**Problem**
The output should be every line below, retyped exactly, with no images.

*** Begin section ***

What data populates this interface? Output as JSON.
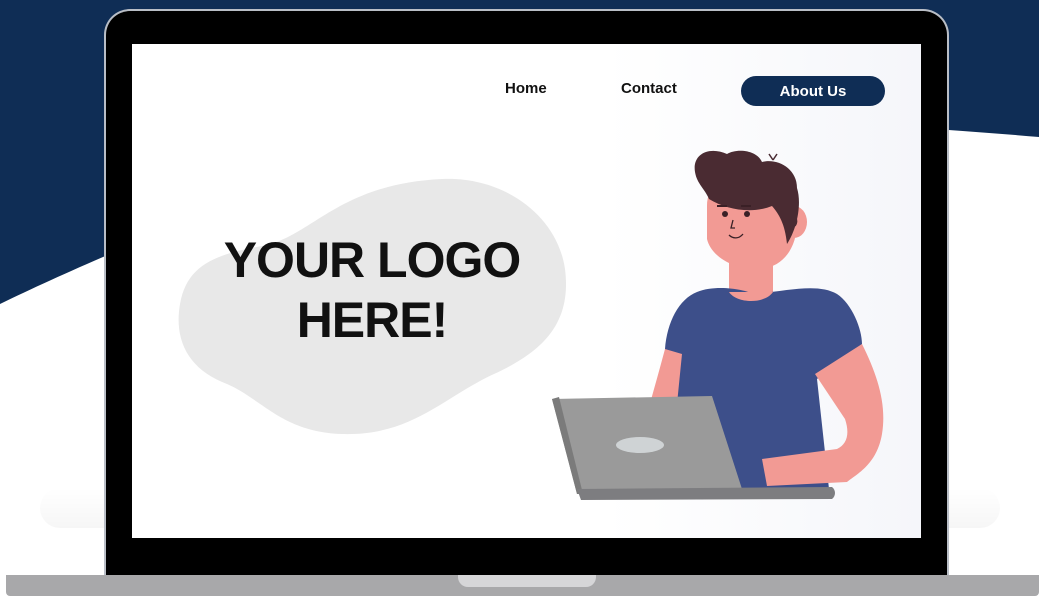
{
  "nav": {
    "home_label": "Home",
    "contact_label": "Contact",
    "about_label": "About Us"
  },
  "hero": {
    "logo_line1": "YOUR LOGO",
    "logo_line2": "HERE!"
  },
  "colors": {
    "navy": "#0f2d55",
    "blob": "#e8e8e8",
    "shirt": "#3d4f8a",
    "skin": "#f29a94",
    "hair": "#4a2b32",
    "laptop": "#9a9a9a"
  }
}
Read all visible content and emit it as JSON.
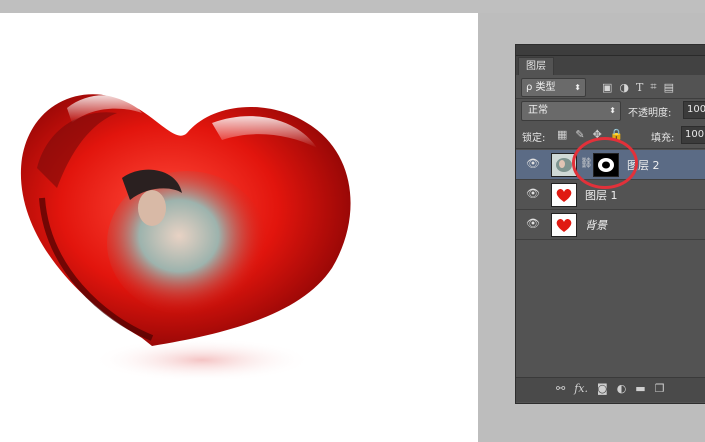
{
  "panel": {
    "tab_label": "图层",
    "filter_select": "ρ 类型",
    "filter_icons": [
      "image-filter-icon",
      "adjustment-filter-icon",
      "type-filter-icon",
      "shape-filter-icon",
      "smart-object-filter-icon"
    ],
    "blend_mode": "正常",
    "opacity_label": "不透明度:",
    "opacity_value": "100",
    "lock_label": "锁定:",
    "fill_label": "填充:",
    "fill_value": "100",
    "layers": [
      {
        "name": "图层 2",
        "selected": true,
        "italic": false,
        "has_mask": true
      },
      {
        "name": "图层 1",
        "selected": false,
        "italic": false,
        "has_mask": false
      },
      {
        "name": "背景",
        "selected": false,
        "italic": true,
        "has_mask": false
      }
    ],
    "bottom_icons": [
      "link-layers-icon",
      "fx-icon",
      "add-mask-icon",
      "adjustment-layer-icon",
      "new-group-icon",
      "new-layer-icon"
    ],
    "fx_label": "fx."
  },
  "colors": {
    "panel_bg": "#535353",
    "selected_layer": "#5b6b85",
    "annotation": "#e2313a"
  }
}
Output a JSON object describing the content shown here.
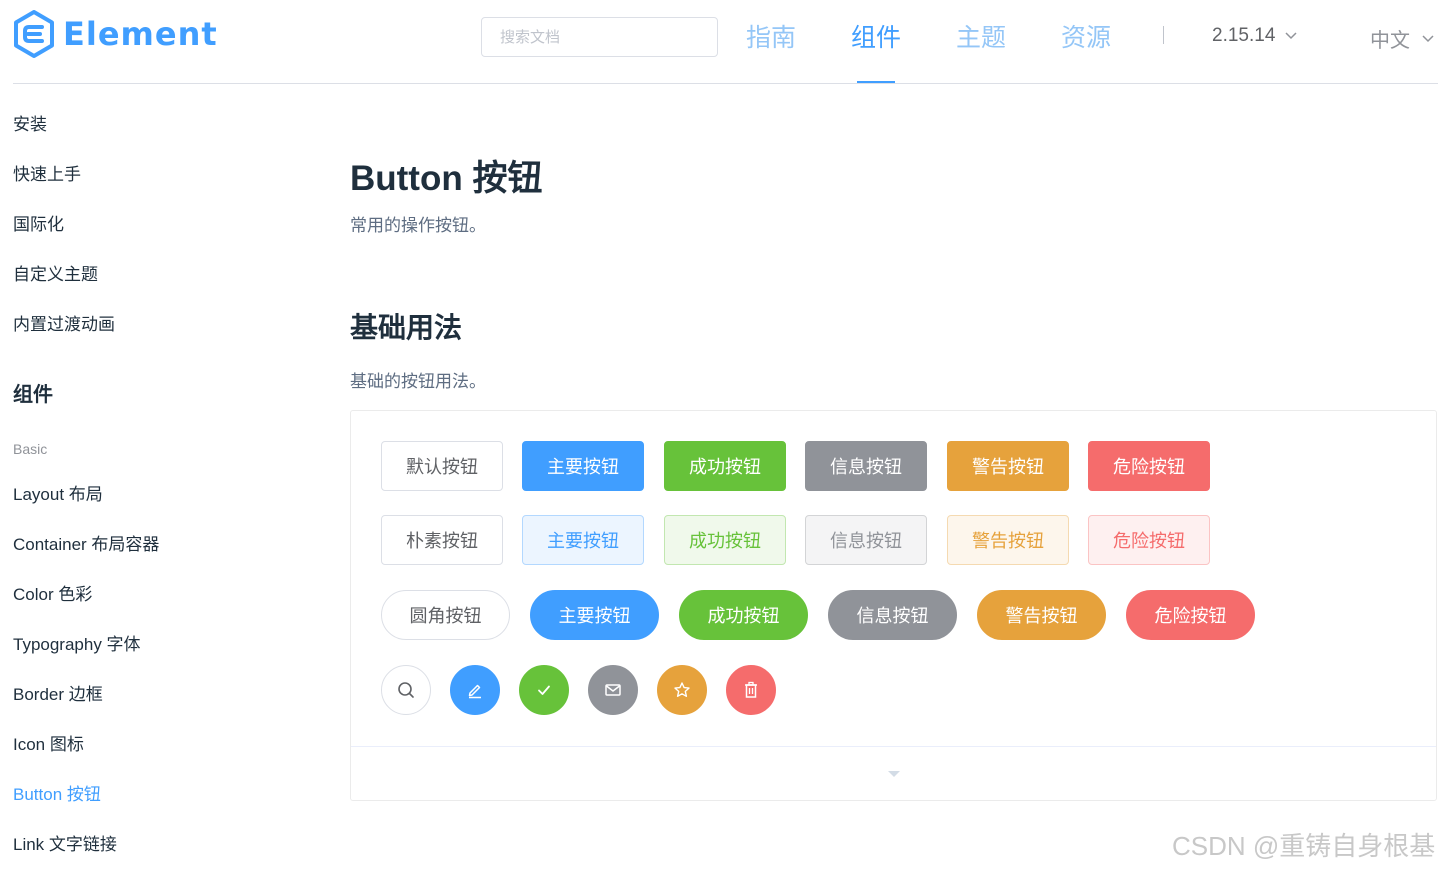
{
  "header": {
    "logo_text": "Element",
    "search_placeholder": "搜索文档",
    "nav": [
      {
        "label": "指南",
        "active": false
      },
      {
        "label": "组件",
        "active": true
      },
      {
        "label": "主题",
        "active": false
      },
      {
        "label": "资源",
        "active": false
      }
    ],
    "version": "2.15.14",
    "language": "中文"
  },
  "sidebar": {
    "items_top": [
      "安装",
      "快速上手",
      "国际化",
      "自定义主题",
      "内置过渡动画"
    ],
    "group_title": "组件",
    "subgroup_title": "Basic",
    "items_basic": [
      "Layout 布局",
      "Container 布局容器",
      "Color 色彩",
      "Typography 字体",
      "Border 边框",
      "Icon 图标",
      "Button 按钮",
      "Link 文字链接"
    ],
    "active_item": "Button 按钮"
  },
  "main": {
    "title": "Button 按钮",
    "description": "常用的操作按钮。",
    "section_title": "基础用法",
    "section_description": "基础的按钮用法。",
    "row_default": [
      "默认按钮",
      "主要按钮",
      "成功按钮",
      "信息按钮",
      "警告按钮",
      "危险按钮"
    ],
    "row_plain": [
      "朴素按钮",
      "主要按钮",
      "成功按钮",
      "信息按钮",
      "警告按钮",
      "危险按钮"
    ],
    "row_round": [
      "圆角按钮",
      "主要按钮",
      "成功按钮",
      "信息按钮",
      "警告按钮",
      "危险按钮"
    ],
    "row_circle_icons": [
      "search-icon",
      "edit-icon",
      "check-icon",
      "message-icon",
      "star-icon",
      "delete-icon"
    ]
  },
  "colors": {
    "primary": "#409EFF",
    "success": "#67C23A",
    "info": "#909399",
    "warning": "#E6A23C",
    "danger": "#F56C6C"
  },
  "watermark": "CSDN @重铸自身根基"
}
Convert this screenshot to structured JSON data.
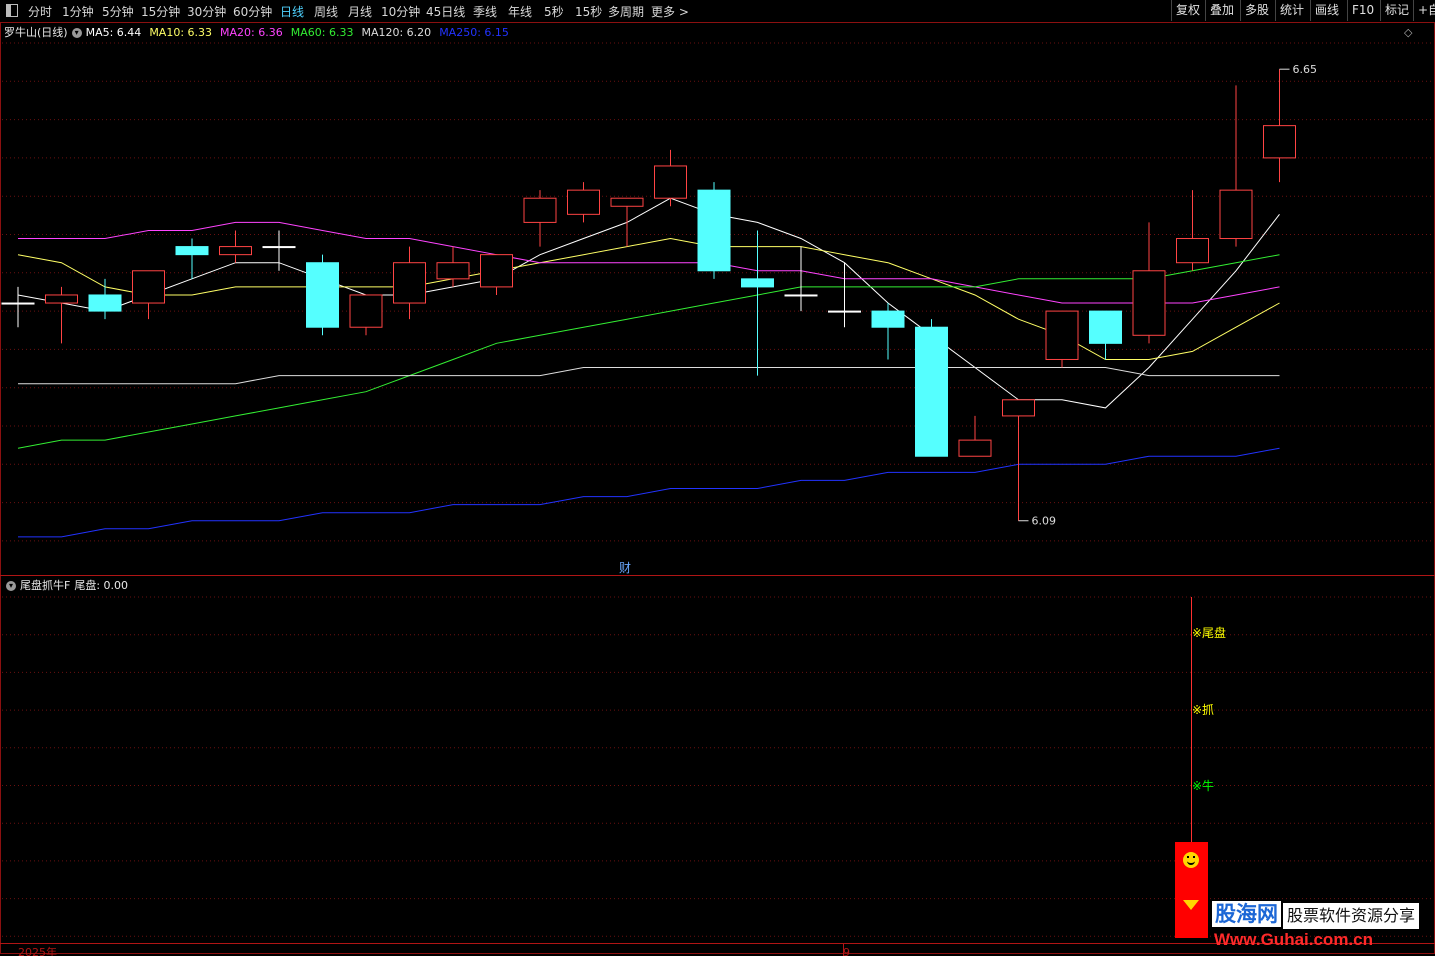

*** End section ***

**Response**
What data populates this interface? Output as JSON.
{
  "nav": {
    "home_label": "Home",
    "contact_label": "Contact",
    "about_label": "About Us"
  },
  "hero": {
    "logo_line1": "YOUR LOGO",
    "logo_line2": "HERE!"
  },
  "colors": {
    "navy": "#0f2d55",
    "blob": "#e8e8e8",
    "shirt": "#3d4f8a",
    "skin": "#f29a94",
    "hair": "#4a2b32",
    "laptop": "#9a9a9a"
  }
}
Read all visible content and emit it as JSON.
{
  "panel": {
    "tab_label": "图层",
    "filter_select": "ρ 类型",
    "filter_icons": [
      "image-filter-icon",
      "adjustment-filter-icon",
      "type-filter-icon",
      "shape-filter-icon",
      "smart-object-filter-icon"
    ],
    "blend_mode": "正常",
    "opacity_label": "不透明度:",
    "opacity_value": "100",
    "lock_label": "锁定:",
    "fill_label": "填充:",
    "fill_value": "100",
    "layers": [
      {
        "name": "图层 2",
        "selected": true,
        "italic": false,
        "has_mask": true
      },
      {
        "name": "图层 1",
        "selected": false,
        "italic": false,
        "has_mask": false
      },
      {
        "name": "背景",
        "selected": false,
        "italic": true,
        "has_mask": false
      }
    ],
    "bottom_icons": [
      "link-layers-icon",
      "fx-icon",
      "add-mask-icon",
      "adjustment-layer-icon",
      "new-group-icon",
      "new-layer-icon"
    ],
    "fx_label": "fx."
  },
  "colors": {
    "panel_bg": "#535353",
    "selected_layer": "#5b6b85",
    "annotation": "#e2313a"
  }
}
Output a JSON object describing the content shown here.
{
  "header": {
    "logo_text": "Element",
    "search_placeholder": "搜索文档",
    "nav": [
      {
        "label": "指南",
        "active": false
      },
      {
        "label": "组件",
        "active": true
      },
      {
        "label": "主题",
        "active": false
      },
      {
        "label": "资源",
        "active": false
      }
    ],
    "version": "2.15.14",
    "language": "中文"
  },
  "sidebar": {
    "items_top": [
      "安装",
      "快速上手",
      "国际化",
      "自定义主题",
      "内置过渡动画"
    ],
    "group_title": "组件",
    "subgroup_title": "Basic",
    "items_basic": [
      "Layout 布局",
      "Container 布局容器",
      "Color 色彩",
      "Typography 字体",
      "Border 边框",
      "Icon 图标",
      "Button 按钮",
      "Link 文字链接"
    ],
    "active_item": "Button 按钮"
  },
  "main": {
    "title": "Button 按钮",
    "description": "常用的操作按钮。",
    "section_title": "基础用法",
    "section_description": "基础的按钮用法。",
    "row_default": [
      "默认按钮",
      "主要按钮",
      "成功按钮",
      "信息按钮",
      "警告按钮",
      "危险按钮"
    ],
    "row_plain": [
      "朴素按钮",
      "主要按钮",
      "成功按钮",
      "信息按钮",
      "警告按钮",
      "危险按钮"
    ],
    "row_round": [
      "圆角按钮",
      "主要按钮",
      "成功按钮",
      "信息按钮",
      "警告按钮",
      "危险按钮"
    ],
    "row_circle_icons": [
      "search-icon",
      "edit-icon",
      "check-icon",
      "message-icon",
      "star-icon",
      "delete-icon"
    ]
  },
  "colors": {
    "primary": "#409EFF",
    "success": "#67C23A",
    "info": "#909399",
    "warning": "#E6A23C",
    "danger": "#F56C6C"
  },
  "watermark": "CSDN @重铸自身根基"
}
Convert this screenshot to structured JSON data.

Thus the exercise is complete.